Tuscan stews are well known in Italy for their robustness. They are not for the faint hearted, or those of meagre appetite. Offal, game and Flinstonian chunks of beef feature prominently, generously seasoned with black pepper. My brother Giammarco developed a great appreciation for the Tuscan kitchen when he worked in a restaurant near Florence for a few years. Along with the colourful local dialect and swear words, he also learnt a vast array of traditional dishes. This boisterous beef, black pepper and red wine stew became a particular favourite. Don’t be scared off by the amount of pepper in the recipe. Its piquancy mellows during the slow-cooking process, leaving a deeply satisfying heat and heartiness to envelop the succulent, tender meat.

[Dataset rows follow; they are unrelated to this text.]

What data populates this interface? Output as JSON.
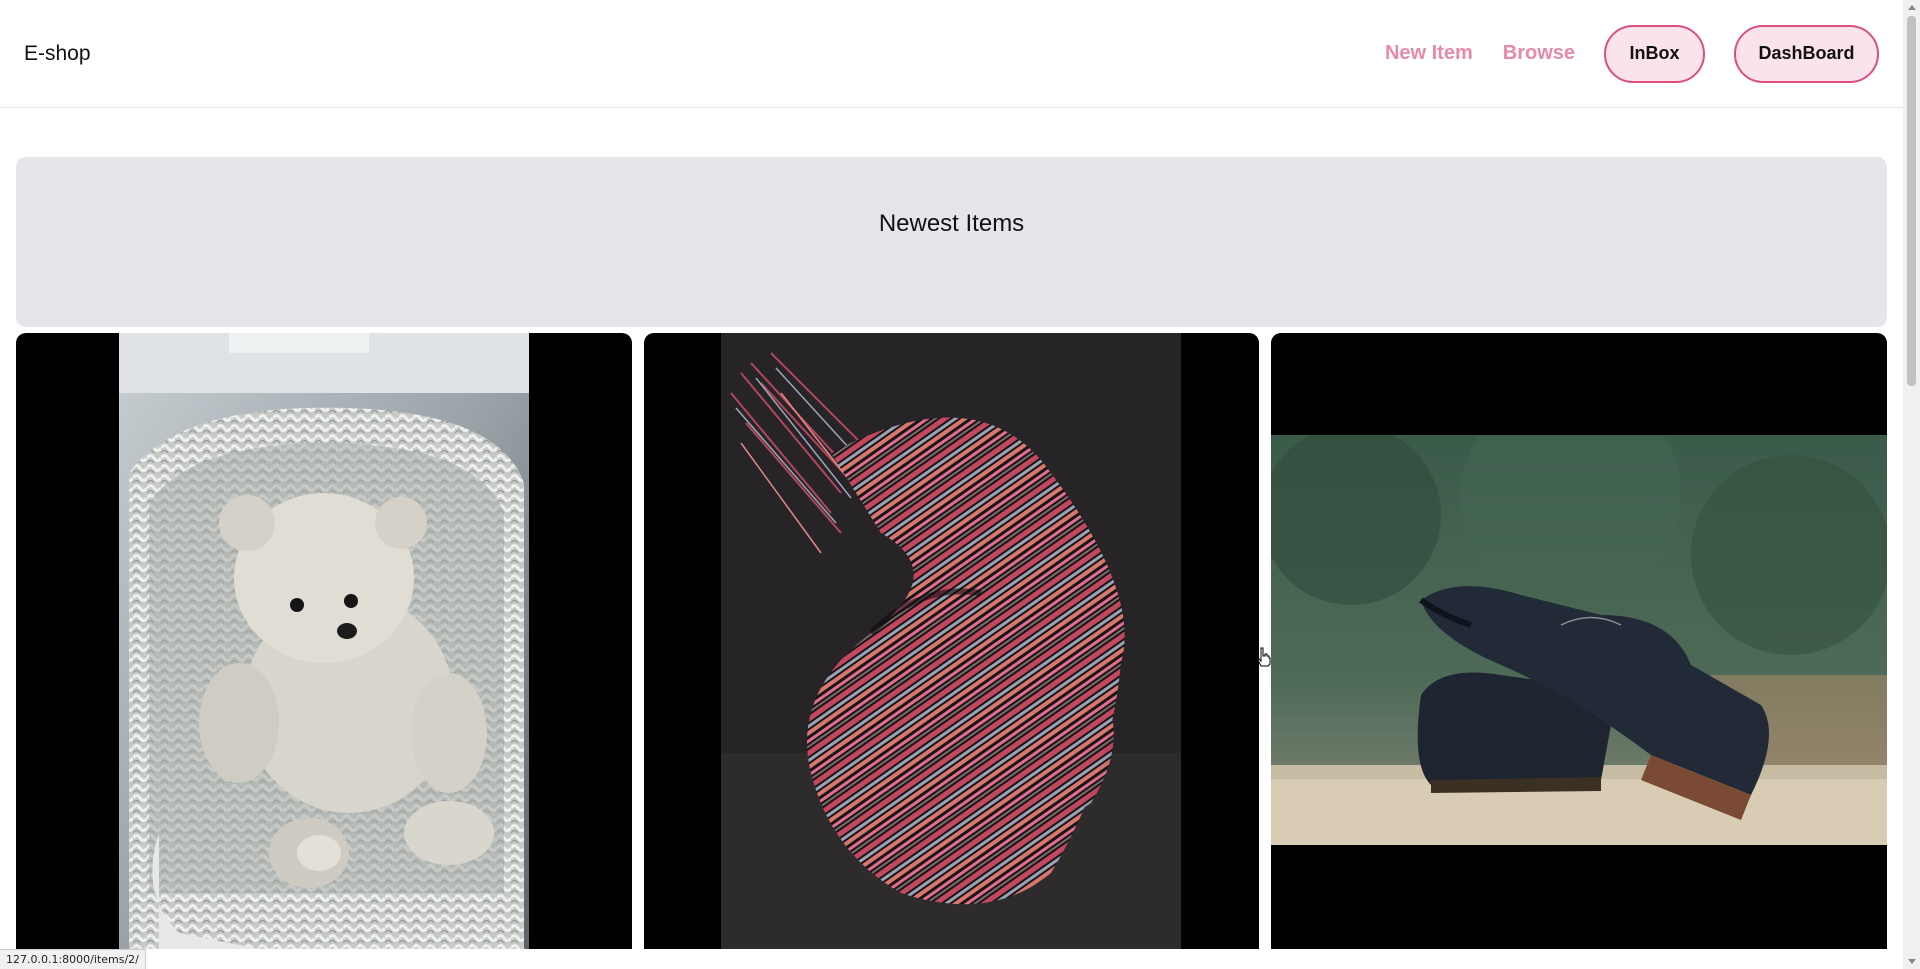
{
  "navbar": {
    "brand": "E-shop",
    "links": [
      {
        "label": "New Item"
      },
      {
        "label": "Browse"
      }
    ],
    "buttons": [
      {
        "label": "InBox"
      },
      {
        "label": "DashBoard"
      }
    ]
  },
  "hero": {
    "title": "Newest Items"
  },
  "items": [
    {
      "image_icon": "teddy-bear-in-wicker-chair"
    },
    {
      "image_icon": "striped-scarf"
    },
    {
      "image_icon": "black-leather-shoes"
    }
  ],
  "statusbar": {
    "url": "127.0.0.1:8000/items/2/"
  },
  "colors": {
    "accent_link": "#e88aa6",
    "pill_border": "#d94f86",
    "pill_bg": "#fbe3ec",
    "hero_bg": "#e5e6ea",
    "card_bg": "#000000"
  }
}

Skill level

Average: 3.2 (92 votes)


  • 500 g oyster blade steak, cut into large chunks
  • 3–4 tbsp plain flour
  • 2 tbsp freshly ground black pepper, plus extra to serve (optional)
  • 100 ml extra virgin olive oil
  • 2 carrots, chopped
  • 2 celery sticks, chopped
  • 2 small brown onions, chopped
  • 2–3 sage leaves, chopped, plus extra leaves to garnish
  • 2 tbsp tomato paste (puree)
  • 400 ml Chianti (see Note)
  • 300 ml hot water
  • salt flakes
  • soft polenta or grilled sourdough, to serve

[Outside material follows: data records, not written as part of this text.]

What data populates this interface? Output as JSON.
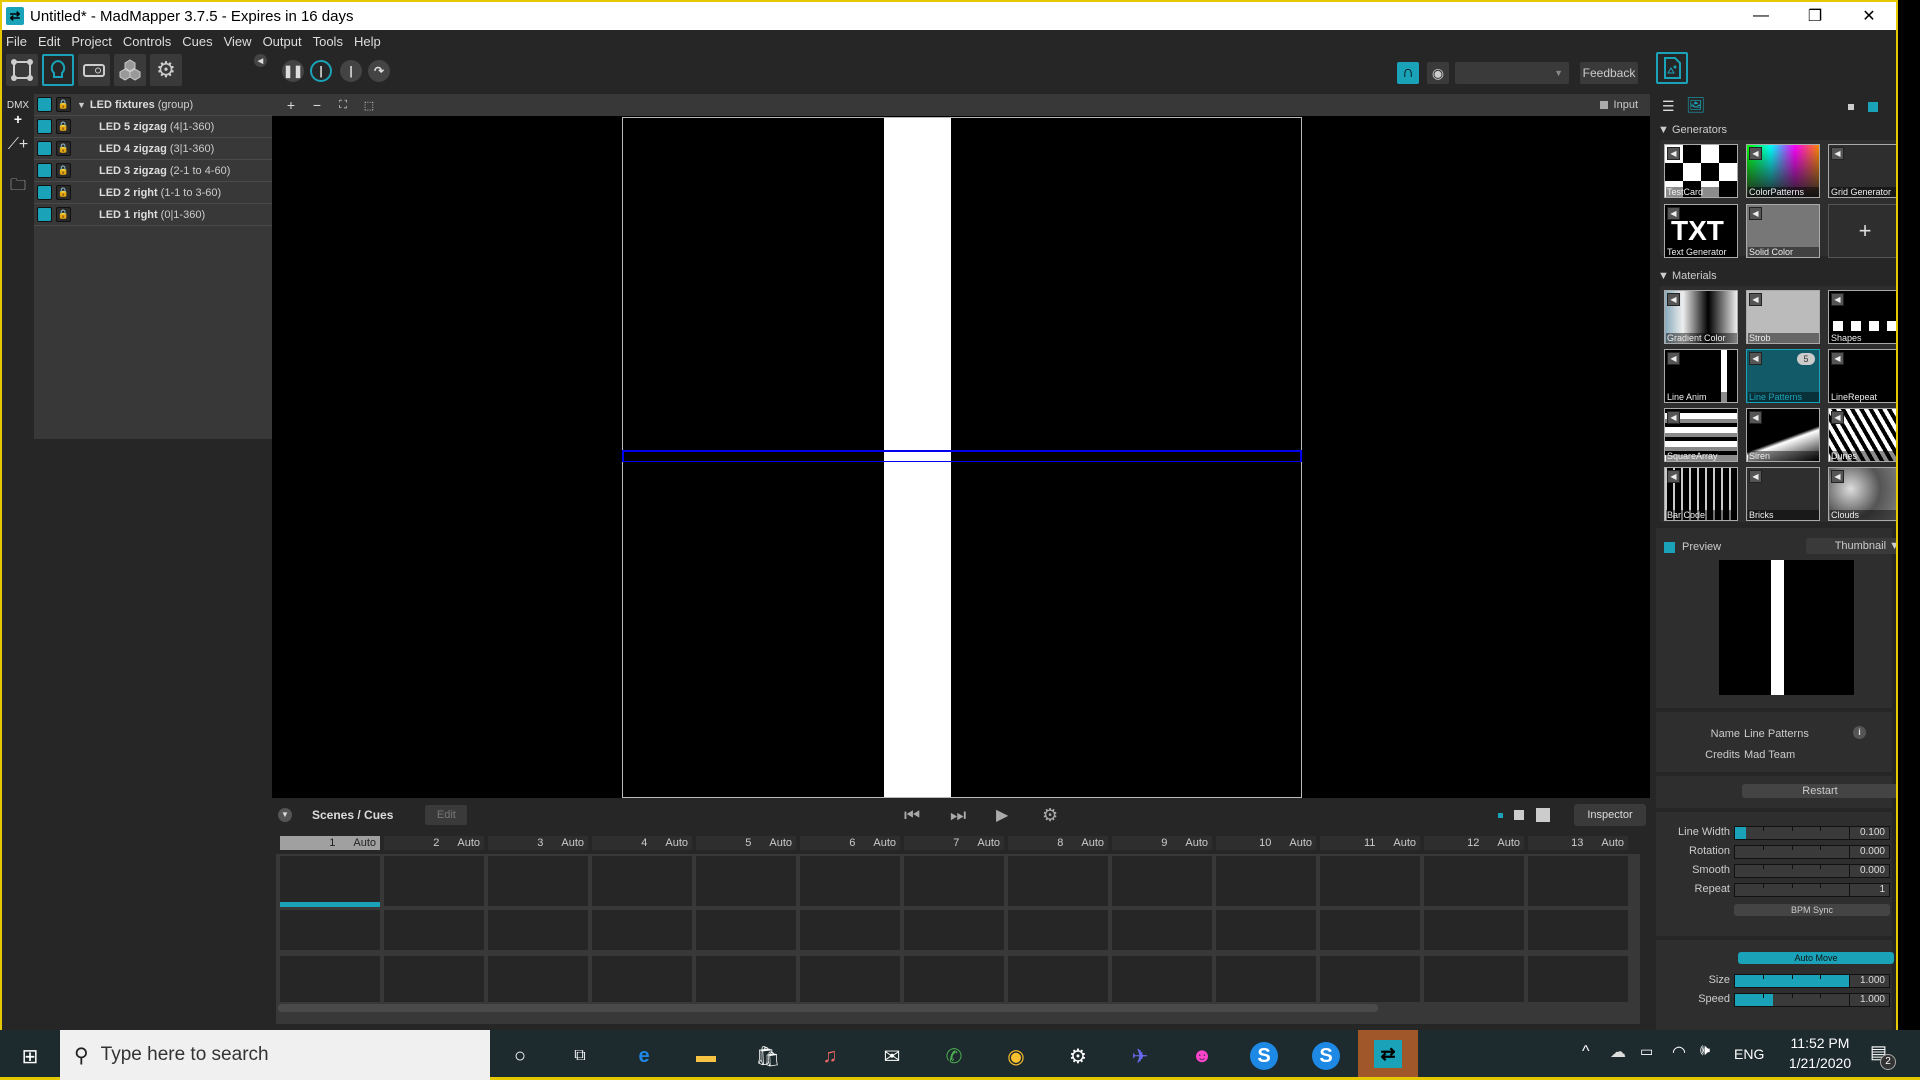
{
  "window": {
    "title": "Untitled* - MadMapper 3.7.5 - Expires in 16 days",
    "controls": {
      "minimize": "—",
      "restore": "❐",
      "close": "✕"
    }
  },
  "menu": [
    "File",
    "Edit",
    "Project",
    "Controls",
    "Cues",
    "View",
    "Output",
    "Tools",
    "Help"
  ],
  "toolbar": {
    "modes": [
      "surface-mode",
      "led-mode",
      "output-mode",
      "3d-mode",
      "settings-mode"
    ],
    "transport": [
      "pause",
      "play",
      "step",
      "loop"
    ],
    "feedback_label": "Feedback",
    "dropdown_value": ""
  },
  "fixtures": {
    "group": {
      "name": "LED fixtures",
      "sub": "(group)"
    },
    "items": [
      {
        "name": "LED 5 zigzag",
        "sub": "(4|1-360)"
      },
      {
        "name": "LED 4 zigzag",
        "sub": "(3|1-360)"
      },
      {
        "name": "LED 3 zigzag",
        "sub": "(2-1 to 4-60)"
      },
      {
        "name": "LED 2 right",
        "sub": "(1-1 to 3-60)"
      },
      {
        "name": "LED 1 right",
        "sub": "(0|1-360)"
      }
    ],
    "side_icons": {
      "dmx_label": "DMX"
    }
  },
  "canvas": {
    "tools": [
      "+",
      "−",
      "⛶",
      "⬚"
    ],
    "input_label": "Input"
  },
  "scenes": {
    "title": "Scenes / Cues",
    "edit_label": "Edit",
    "inspector_label": "Inspector",
    "cues": [
      {
        "num": "1",
        "mode": "Auto"
      },
      {
        "num": "2",
        "mode": "Auto"
      },
      {
        "num": "3",
        "mode": "Auto"
      },
      {
        "num": "4",
        "mode": "Auto"
      },
      {
        "num": "5",
        "mode": "Auto"
      },
      {
        "num": "6",
        "mode": "Auto"
      },
      {
        "num": "7",
        "mode": "Auto"
      },
      {
        "num": "8",
        "mode": "Auto"
      },
      {
        "num": "9",
        "mode": "Auto"
      },
      {
        "num": "10",
        "mode": "Auto"
      },
      {
        "num": "11",
        "mode": "Auto"
      },
      {
        "num": "12",
        "mode": "Auto"
      },
      {
        "num": "13",
        "mode": "Auto"
      }
    ]
  },
  "library": {
    "generators_title": "Generators",
    "generators": [
      "TestCard",
      "ColorPatterns",
      "Grid Generator",
      "Text Generator",
      "Solid Color"
    ],
    "materials_title": "Materials",
    "materials": [
      "Gradient Color",
      "Strob",
      "Shapes",
      "Line Anim",
      "Line Patterns",
      "LineRepeat",
      "SquareArray",
      "Siren",
      "Dunes",
      "Bar Code",
      "Bricks",
      "Clouds"
    ],
    "selected_badge": "5",
    "txt_label": "TXT",
    "add_label": "+"
  },
  "inspector": {
    "preview_label": "Preview",
    "preview_mode": "Thumbnail",
    "name_label": "Name",
    "name_value": "Line Patterns",
    "credits_label": "Credits",
    "credits_value": "Mad Team",
    "restart_label": "Restart",
    "params": [
      {
        "label": "Line Width",
        "value": "0.100",
        "fill": 0.1
      },
      {
        "label": "Rotation",
        "value": "0.000",
        "fill": 0
      },
      {
        "label": "Smooth",
        "value": "0.000",
        "fill": 0
      },
      {
        "label": "Repeat",
        "value": "1",
        "fill": 0
      }
    ],
    "bpm_label": "BPM Sync",
    "automove_label": "Auto Move",
    "params2": [
      {
        "label": "Size",
        "value": "1.000",
        "fill": 1.0
      },
      {
        "label": "Speed",
        "value": "1.000",
        "fill": 0.33
      }
    ]
  },
  "taskbar": {
    "search_placeholder": "Type here to search",
    "lang": "ENG",
    "time": "11:52 PM",
    "date": "1/21/2020",
    "notifications": "2"
  },
  "colors": {
    "accent": "#1aa3b8",
    "selection": "#0000ee"
  }
}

Cook's notes

Oven temperatures are for conventional; if using fan-forced (convection), reduce the temperature by 20˚C. | We use Australian tablespoons and cups: 1 teaspoon equals 5 ml; 1 tablespoon equals 20 ml; 1 cup equals 250 ml. | All herbs are fresh (unless specified) and cups are lightly packed. | All vegetables are medium size and peeled, unless specified. | All eggs are 55-60 g, unless specified.


On a plate or chopping board, dredge the beef pieces in the combined flour and pepper.

Heat 3–4 tablespoons olive oil in a large heavy-based frying pan or flameproof casserole dish over high heat. Add the beef pieces and cook for 3–4 minutes or until nicely caramelised. Try not to overcrowd the pan otherwise the beef will stew rather than sear – depending on the size of your pan, you may need to cook it in batches. Remove the meat from the pan and set aside in a bowl.

Heat the remaining oil in the same pan and saute the carrot, celery, onion and chopped sage for 3–4 minutes over medium heat.

Return the meat to the pan. Add the tomato paste and then the wine and cook over high heat for 3–4 minutes or until the alcohol has evaporated. Pour in the water and season with 2 teaspoons salt. Bring to a simmer, then reduce the heat to low, cover with a lid and cook for 2–3 hours or until the meat is soft and the peppery aroma has permeated your kitchen and your soul.

When the meat is so soft that a blunt knife goes through it without any effort, turn the heat up and simmer the sauce for 10 minutes or until it has thickened slightly. Taste for salt and adjust accordingly. Dust with extra pepper if liked, scatter a few extra sage leaves over the top and spoon generously over soft polenta or simply serve with thick slices of grilled sourdough.


• This success of this stew strongly relies on the wine it is cooked in. If Chianti is hard to come by, use a Sangiovese or other lighter-bodied red wine instead. Australia, of course, has an ever-expanding range of superb wines to choose from.


Recipe and image from Silvia's Cucina, Silvia Colloca (Penguin, $39.99 pbk)